=== Section Start ===
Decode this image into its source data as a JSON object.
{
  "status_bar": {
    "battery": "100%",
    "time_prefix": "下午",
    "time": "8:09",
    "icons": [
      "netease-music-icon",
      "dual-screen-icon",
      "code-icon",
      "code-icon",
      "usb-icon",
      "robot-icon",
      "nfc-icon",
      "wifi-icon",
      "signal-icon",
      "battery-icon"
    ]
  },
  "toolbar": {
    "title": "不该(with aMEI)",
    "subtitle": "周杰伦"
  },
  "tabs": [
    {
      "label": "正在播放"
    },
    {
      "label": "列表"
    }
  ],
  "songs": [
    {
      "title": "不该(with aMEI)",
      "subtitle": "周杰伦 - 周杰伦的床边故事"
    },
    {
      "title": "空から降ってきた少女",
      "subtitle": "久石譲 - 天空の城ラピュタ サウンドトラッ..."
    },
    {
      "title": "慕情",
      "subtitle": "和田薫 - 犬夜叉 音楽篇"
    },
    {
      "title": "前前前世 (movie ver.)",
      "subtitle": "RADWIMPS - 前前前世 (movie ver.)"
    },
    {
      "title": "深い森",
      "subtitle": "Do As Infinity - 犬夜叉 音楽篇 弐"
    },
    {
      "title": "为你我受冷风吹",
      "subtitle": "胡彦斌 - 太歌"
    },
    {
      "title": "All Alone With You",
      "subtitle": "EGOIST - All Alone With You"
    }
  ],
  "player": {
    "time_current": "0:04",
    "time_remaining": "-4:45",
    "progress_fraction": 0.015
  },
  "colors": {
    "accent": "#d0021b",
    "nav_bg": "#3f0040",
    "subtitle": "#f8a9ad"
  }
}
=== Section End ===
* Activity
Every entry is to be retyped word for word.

* Answer
Decode this image into its source data as a JSON object.
{
  "status_bar": {
    "battery": "100%",
    "time_prefix": "下午",
    "time": "8:09",
    "icons": [
      "netease-music-icon",
      "dual-screen-icon",
      "code-icon",
      "code-icon",
      "usb-icon",
      "robot-icon",
      "nfc-icon",
      "wifi-icon",
      "signal-icon",
      "battery-icon"
    ]
  },
  "toolbar": {
    "title": "不该(with aMEI)",
    "subtitle": "周杰伦"
  },
  "tabs": [
    {
      "label": "正在播放"
    },
    {
      "label": "列表"
    }
  ],
  "songs": [
    {
      "title": "不该(with aMEI)",
      "subtitle": "周杰伦 - 周杰伦的床边故事"
    },
    {
      "title": "空から降ってきた少女",
      "subtitle": "久石譲 - 天空の城ラピュタ サウンドトラッ..."
    },
    {
      "title": "慕情",
      "subtitle": "和田薫 - 犬夜叉 音楽篇"
    },
    {
      "title": "前前前世 (movie ver.)",
      "subtitle": "RADWIMPS - 前前前世 (movie ver.)"
    },
    {
      "title": "深い森",
      "subtitle": "Do As Infinity - 犬夜叉 音楽篇 弐"
    },
    {
      "title": "为你我受冷风吹",
      "subtitle": "胡彦斌 - 太歌"
    },
    {
      "title": "All Alone With You",
      "subtitle": "EGOIST - All Alone With You"
    }
  ],
  "player": {
    "time_current": "0:04",
    "time_remaining": "-4:45",
    "progress_fraction": 0.015
  },
  "colors": {
    "accent": "#d0021b",
    "nav_bg": "#3f0040",
    "subtitle": "#f8a9ad"
  }
}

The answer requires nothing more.